The visual images of Queen Elizabeth I displayed in contemporary portraits and perpetuated and developed in more recent media, such as film and television, make her one of the most familiar and popular of all British monarchs. This book is a collection of essays that examine the diversity of the queen's extensive iconographical repertoire, focusing on both visual and textual representations of Elizabeth, in portraiture, literature, contemporary sermons, speeches and alchemical treatises. It falls into three sections. The first part looks at the diverse range of religious and quasi-religious images that were employed by and about Elizabeth, such as the Prophetesse Deborah, the suggestive parallel with Joan of Arc, and finally Lady Alchymia, the female deity in alchemical treatises. When Queen Elizabeth I, the first female Protestant monarch, was enthroned in 1558, male poets, artists, theologians, and statesmen struggled to represent this new phenomenon. The second part turns to one of the major enterprises of the Elizabethan era, the attempt to colonise the New World, during which the eastern seaboard of America was renamed Virginia in celebration of the Virgin Queen. The last part focuses on the ways in which the classical world was plundered for modes of imaging and figuring the queen. Finally, the book summarises the enormously wide range of Elizabeth's iconographical repertoire of its appeal, and provides a fitting end to a book which ranges so widely across the allegorical personae of the queen.

Queen Elizabeth I as Lady Alchymia
Jayne Elisabeth Archer

an extensive correspondence. 59 In a letter dated 7 February 1565, Lannoy offered his services to the queen, claiming to be able to transmute base metals into gold (at a rate of 50,000 marks a year), manufacture precious stones, and distil the elixir of eternal youth. To prove his claim Lannoy was granted a room in Somerset House, where he produced a short alchemical treatise in Latin, De

in Goddesses and Queens
Abstract only
Annaliese Connolly
Lisa Hopkins

chapters look at the diverse range of religious and quasi-religious images that were employed by and about Elizabeth, such as Deborah, the Jewish female leader from the Old Testament and one of the many Old Testament figures to whom Elizabeth was compared, the unlikely but suggestive parallel with Joan of Arc, and finally Lady Alchymia, the female deity in alchemical treatises. The Biblical figure of Deborah

in Goddesses and Queens
Open Access (free)
Geoffrey Chaucer’s Troilus and Criseyde and John Lydgate’s Troy Book
Heather Blatt

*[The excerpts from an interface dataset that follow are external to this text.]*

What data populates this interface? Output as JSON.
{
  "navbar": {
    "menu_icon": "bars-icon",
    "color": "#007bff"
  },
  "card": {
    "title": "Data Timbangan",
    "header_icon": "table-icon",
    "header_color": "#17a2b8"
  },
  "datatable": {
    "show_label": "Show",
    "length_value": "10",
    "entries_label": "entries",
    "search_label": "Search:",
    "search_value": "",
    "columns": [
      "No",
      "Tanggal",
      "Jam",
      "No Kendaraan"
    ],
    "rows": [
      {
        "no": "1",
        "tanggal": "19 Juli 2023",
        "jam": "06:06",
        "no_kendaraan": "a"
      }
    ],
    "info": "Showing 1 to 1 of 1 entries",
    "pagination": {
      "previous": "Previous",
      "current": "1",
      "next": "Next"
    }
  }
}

, and many others, emerge across a variety of genres from courtly romance to history to alchemical treatises testify as well to its systematic use in late-medieval literary culture. As Lydgate, referenced above, depicts an open example of the emendation invitation through inviting all readers to correct the text, Chaucer occupies a middle ground in his offer of an early example of the emendation invitation in Middle English at the end of Troilus and Criseyde following the ‘Go, little book’ address of the Envoy. There, Chaucer famously expresses concern about the

in Participatory reading in late-medieval England
Tamsin Badcoe

who, although they may travel to the edges of the known world, are ultimately subject to time, tide, and the threat of a less than credulous reception. 43 In an alchemical treatise written by Joseph Duchesne, and translated into English by John Hester in 1591, for example, a letter addressing the book’s readers contains the following defence, which privileges personal experience over abstract learning. The book’s author, in order to persuade his readers of the work’s validity, purposefully reaches for a far-fetched image and, like Spenser, resorts to a geographical

in Edmund Spenser and the romance of space
Ariel’s alchemical songs
Natalie Roulon

, disoriented by the music (‘[w]here should this music be?’, line 387). And yet this explanation does not seem sufficient. The reference to dogs and cocks becomes clearer, on the other hand, if one recalls that they are two of the most common symbols of sulphur – the male principle – mentioned in alchemical treatises. 39 I therefore regard the inclusion in the song of animal cries as Shakespeare's humorous suggestion that the male aspect of the matter (the dog, 40 as well as

in Shakespeare and the supernatural